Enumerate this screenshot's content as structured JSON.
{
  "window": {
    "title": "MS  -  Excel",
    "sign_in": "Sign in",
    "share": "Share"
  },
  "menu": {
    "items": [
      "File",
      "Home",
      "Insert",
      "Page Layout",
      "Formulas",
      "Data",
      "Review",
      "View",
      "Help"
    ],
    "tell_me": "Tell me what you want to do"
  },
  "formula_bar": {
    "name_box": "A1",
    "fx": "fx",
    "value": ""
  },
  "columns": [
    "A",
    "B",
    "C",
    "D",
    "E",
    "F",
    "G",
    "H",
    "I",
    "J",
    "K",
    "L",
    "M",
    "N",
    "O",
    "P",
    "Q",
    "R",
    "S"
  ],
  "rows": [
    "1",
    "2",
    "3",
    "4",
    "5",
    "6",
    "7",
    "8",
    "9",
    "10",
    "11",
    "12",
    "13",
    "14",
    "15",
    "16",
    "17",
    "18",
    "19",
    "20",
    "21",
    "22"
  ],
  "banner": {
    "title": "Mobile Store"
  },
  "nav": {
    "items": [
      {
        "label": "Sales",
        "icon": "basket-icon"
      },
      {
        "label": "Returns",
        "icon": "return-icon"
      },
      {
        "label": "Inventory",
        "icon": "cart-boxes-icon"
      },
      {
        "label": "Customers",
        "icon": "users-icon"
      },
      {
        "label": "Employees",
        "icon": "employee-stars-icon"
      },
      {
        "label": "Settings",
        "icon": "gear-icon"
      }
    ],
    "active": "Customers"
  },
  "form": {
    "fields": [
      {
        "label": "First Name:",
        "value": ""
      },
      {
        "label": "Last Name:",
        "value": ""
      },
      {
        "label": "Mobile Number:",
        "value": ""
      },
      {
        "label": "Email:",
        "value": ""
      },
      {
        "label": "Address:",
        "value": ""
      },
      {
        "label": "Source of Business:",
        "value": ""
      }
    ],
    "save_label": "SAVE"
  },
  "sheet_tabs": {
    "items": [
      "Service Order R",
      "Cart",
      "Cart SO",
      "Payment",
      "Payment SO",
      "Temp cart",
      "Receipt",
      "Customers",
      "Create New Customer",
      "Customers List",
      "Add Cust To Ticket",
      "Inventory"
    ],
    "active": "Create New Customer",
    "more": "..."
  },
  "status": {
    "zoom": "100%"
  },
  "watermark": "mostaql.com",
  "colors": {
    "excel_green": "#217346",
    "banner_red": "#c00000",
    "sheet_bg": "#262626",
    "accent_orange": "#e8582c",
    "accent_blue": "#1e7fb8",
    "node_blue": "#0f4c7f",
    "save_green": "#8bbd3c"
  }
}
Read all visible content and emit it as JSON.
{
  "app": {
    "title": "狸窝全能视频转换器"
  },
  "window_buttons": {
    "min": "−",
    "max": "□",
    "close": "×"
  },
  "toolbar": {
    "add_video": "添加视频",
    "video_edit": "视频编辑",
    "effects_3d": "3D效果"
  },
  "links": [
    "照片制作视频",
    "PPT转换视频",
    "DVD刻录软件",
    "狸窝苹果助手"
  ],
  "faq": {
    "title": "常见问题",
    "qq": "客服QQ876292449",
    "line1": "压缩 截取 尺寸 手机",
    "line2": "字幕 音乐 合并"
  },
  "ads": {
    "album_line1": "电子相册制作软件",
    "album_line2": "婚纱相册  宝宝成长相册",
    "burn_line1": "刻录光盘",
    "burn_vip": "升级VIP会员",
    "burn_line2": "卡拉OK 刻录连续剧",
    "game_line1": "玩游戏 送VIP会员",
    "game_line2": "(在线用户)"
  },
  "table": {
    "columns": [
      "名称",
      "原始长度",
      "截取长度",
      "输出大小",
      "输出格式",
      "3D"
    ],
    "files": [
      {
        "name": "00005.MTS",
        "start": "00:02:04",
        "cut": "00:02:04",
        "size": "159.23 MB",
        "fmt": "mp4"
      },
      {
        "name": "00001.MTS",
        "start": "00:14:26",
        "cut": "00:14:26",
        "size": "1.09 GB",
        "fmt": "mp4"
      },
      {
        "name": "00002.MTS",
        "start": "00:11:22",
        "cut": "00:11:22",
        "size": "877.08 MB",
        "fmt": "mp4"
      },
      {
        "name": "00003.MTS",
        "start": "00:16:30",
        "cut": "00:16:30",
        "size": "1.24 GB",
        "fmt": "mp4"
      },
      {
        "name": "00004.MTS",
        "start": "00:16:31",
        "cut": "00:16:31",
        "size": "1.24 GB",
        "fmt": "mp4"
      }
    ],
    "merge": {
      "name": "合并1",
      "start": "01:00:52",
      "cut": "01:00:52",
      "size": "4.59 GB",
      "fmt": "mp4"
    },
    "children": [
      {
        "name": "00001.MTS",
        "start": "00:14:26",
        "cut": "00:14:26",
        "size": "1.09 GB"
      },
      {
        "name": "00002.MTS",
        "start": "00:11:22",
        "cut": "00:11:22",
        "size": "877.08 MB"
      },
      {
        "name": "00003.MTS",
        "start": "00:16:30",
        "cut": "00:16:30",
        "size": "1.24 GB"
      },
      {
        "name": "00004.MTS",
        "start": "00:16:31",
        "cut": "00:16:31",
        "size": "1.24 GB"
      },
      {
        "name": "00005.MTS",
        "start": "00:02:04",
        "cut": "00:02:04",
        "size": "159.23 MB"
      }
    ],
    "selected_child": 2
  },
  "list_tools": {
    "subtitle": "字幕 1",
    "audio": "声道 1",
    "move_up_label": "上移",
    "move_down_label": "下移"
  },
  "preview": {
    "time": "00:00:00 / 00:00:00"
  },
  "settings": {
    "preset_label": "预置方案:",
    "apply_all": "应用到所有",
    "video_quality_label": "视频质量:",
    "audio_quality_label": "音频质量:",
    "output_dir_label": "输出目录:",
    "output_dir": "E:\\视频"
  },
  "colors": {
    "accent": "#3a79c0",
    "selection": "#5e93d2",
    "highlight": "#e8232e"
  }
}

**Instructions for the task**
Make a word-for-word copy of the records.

**Solved exercise**
Enumerate this screenshot's content as structured JSON.
{
  "window": {
    "title": "MS  -  Excel",
    "sign_in": "Sign in",
    "share": "Share"
  },
  "menu": {
    "items": [
      "File",
      "Home",
      "Insert",
      "Page Layout",
      "Formulas",
      "Data",
      "Review",
      "View",
      "Help"
    ],
    "tell_me": "Tell me what you want to do"
  },
  "formula_bar": {
    "name_box": "A1",
    "fx": "fx",
    "value": ""
  },
  "columns": [
    "A",
    "B",
    "C",
    "D",
    "E",
    "F",
    "G",
    "H",
    "I",
    "J",
    "K",
    "L",
    "M",
    "N",
    "O",
    "P",
    "Q",
    "R",
    "S"
  ],
  "rows": [
    "1",
    "2",
    "3",
    "4",
    "5",
    "6",
    "7",
    "8",
    "9",
    "10",
    "11",
    "12",
    "13",
    "14",
    "15",
    "16",
    "17",
    "18",
    "19",
    "20",
    "21",
    "22"
  ],
  "banner": {
    "title": "Mobile Store"
  },
  "nav": {
    "items": [
      {
        "label": "Sales",
        "icon": "basket-icon"
      },
      {
        "label": "Returns",
        "icon": "return-icon"
      },
      {
        "label": "Inventory",
        "icon": "cart-boxes-icon"
      },
      {
        "label": "Customers",
        "icon": "users-icon"
      },
      {
        "label": "Employees",
        "icon": "employee-stars-icon"
      },
      {
        "label": "Settings",
        "icon": "gear-icon"
      }
    ],
    "active": "Customers"
  },
  "form": {
    "fields": [
      {
        "label": "First Name:",
        "value": ""
      },
      {
        "label": "Last Name:",
        "value": ""
      },
      {
        "label": "Mobile Number:",
        "value": ""
      },
      {
        "label": "Email:",
        "value": ""
      },
      {
        "label": "Address:",
        "value": ""
      },
      {
        "label": "Source of Business:",
        "value": ""
      }
    ],
    "save_label": "SAVE"
  },
  "sheet_tabs": {
    "items": [
      "Service Order R",
      "Cart",
      "Cart SO",
      "Payment",
      "Payment SO",
      "Temp cart",
      "Receipt",
      "Customers",
      "Create New Customer",
      "Customers List",
      "Add Cust To Ticket",
      "Inventory"
    ],
    "active": "Create New Customer",
    "more": "..."
  },
  "status": {
    "zoom": "100%"
  },
  "watermark": "mostaql.com",
  "colors": {
    "excel_green": "#217346",
    "banner_red": "#c00000",
    "sheet_bg": "#262626",
    "accent_orange": "#e8582c",
    "accent_blue": "#1e7fb8",
    "node_blue": "#0f4c7f",
    "save_green": "#8bbd3c"
  }
}
Read all visible content and emit it as JSON.
{
  "app": {
    "title": "狸窝全能视频转换器"
  },
  "window_buttons": {
    "min": "−",
    "max": "□",
    "close": "×"
  },
  "toolbar": {
    "add_video": "添加视频",
    "video_edit": "视频编辑",
    "effects_3d": "3D效果"
  },
  "links": [
    "照片制作视频",
    "PPT转换视频",
    "DVD刻录软件",
    "狸窝苹果助手"
  ],
  "faq": {
    "title": "常见问题",
    "qq": "客服QQ876292449",
    "line1": "压缩 截取 尺寸 手机",
    "line2": "字幕 音乐 合并"
  },
  "ads": {
    "album_line1": "电子相册制作软件",
    "album_line2": "婚纱相册  宝宝成长相册",
    "burn_line1": "刻录光盘",
    "burn_vip": "升级VIP会员",
    "burn_line2": "卡拉OK 刻录连续剧",
    "game_line1": "玩游戏 送VIP会员",
    "game_line2": "(在线用户)"
  },
  "table": {
    "columns": [
      "名称",
      "原始长度",
      "截取长度",
      "输出大小",
      "输出格式",
      "3D"
    ],
    "files": [
      {
        "name": "00005.MTS",
        "start": "00:02:04",
        "cut": "00:02:04",
        "size": "159.23 MB",
        "fmt": "mp4"
      },
      {
        "name": "00001.MTS",
        "start": "00:14:26",
        "cut": "00:14:26",
        "size": "1.09 GB",
        "fmt": "mp4"
      },
      {
        "name": "00002.MTS",
        "start": "00:11:22",
        "cut": "00:11:22",
        "size": "877.08 MB",
        "fmt": "mp4"
      },
      {
        "name": "00003.MTS",
        "start": "00:16:30",
        "cut": "00:16:30",
        "size": "1.24 GB",
        "fmt": "mp4"
      },
      {
        "name": "00004.MTS",
        "start": "00:16:31",
        "cut": "00:16:31",
        "size": "1.24 GB",
        "fmt": "mp4"
      }
    ],
    "merge": {
      "name": "合并1",
      "start": "01:00:52",
      "cut": "01:00:52",
      "size": "4.59 GB",
      "fmt": "mp4"
    },
    "children": [
      {
        "name": "00001.MTS",
        "start": "00:14:26",
        "cut": "00:14:26",
        "size": "1.09 GB"
      },
      {
        "name": "00002.MTS",
        "start": "00:11:22",
        "cut": "00:11:22",
        "size": "877.08 MB"
      },
      {
        "name": "00003.MTS",
        "start": "00:16:30",
        "cut": "00:16:30",
        "size": "1.24 GB"
      },
      {
        "name": "00004.MTS",
        "start": "00:16:31",
        "cut": "00:16:31",
        "size": "1.24 GB"
      },
      {
        "name": "00005.MTS",
        "start": "00:02:04",
        "cut": "00:02:04",
        "size": "159.23 MB"
      }
    ],
    "selected_child": 2
  },
  "list_tools": {
    "subtitle": "字幕 1",
    "audio": "声道 1",
    "move_up_label": "上移",
    "move_down_label": "下移"
  },
  "preview": {
    "time": "00:00:00 / 00:00:00"
  },
  "settings": {
    "preset_label": "预置方案:",
    "apply_all": "应用到所有",
    "video_quality_label": "视频质量:",
    "audio_quality_label": "音频质量:",
    "output_dir_label": "输出目录:",
    "output_dir": "E:\\视频"
  },
  "colors": {
    "accent": "#3a79c0",
    "selection": "#5e93d2",
    "highlight": "#e8232e"
  }
}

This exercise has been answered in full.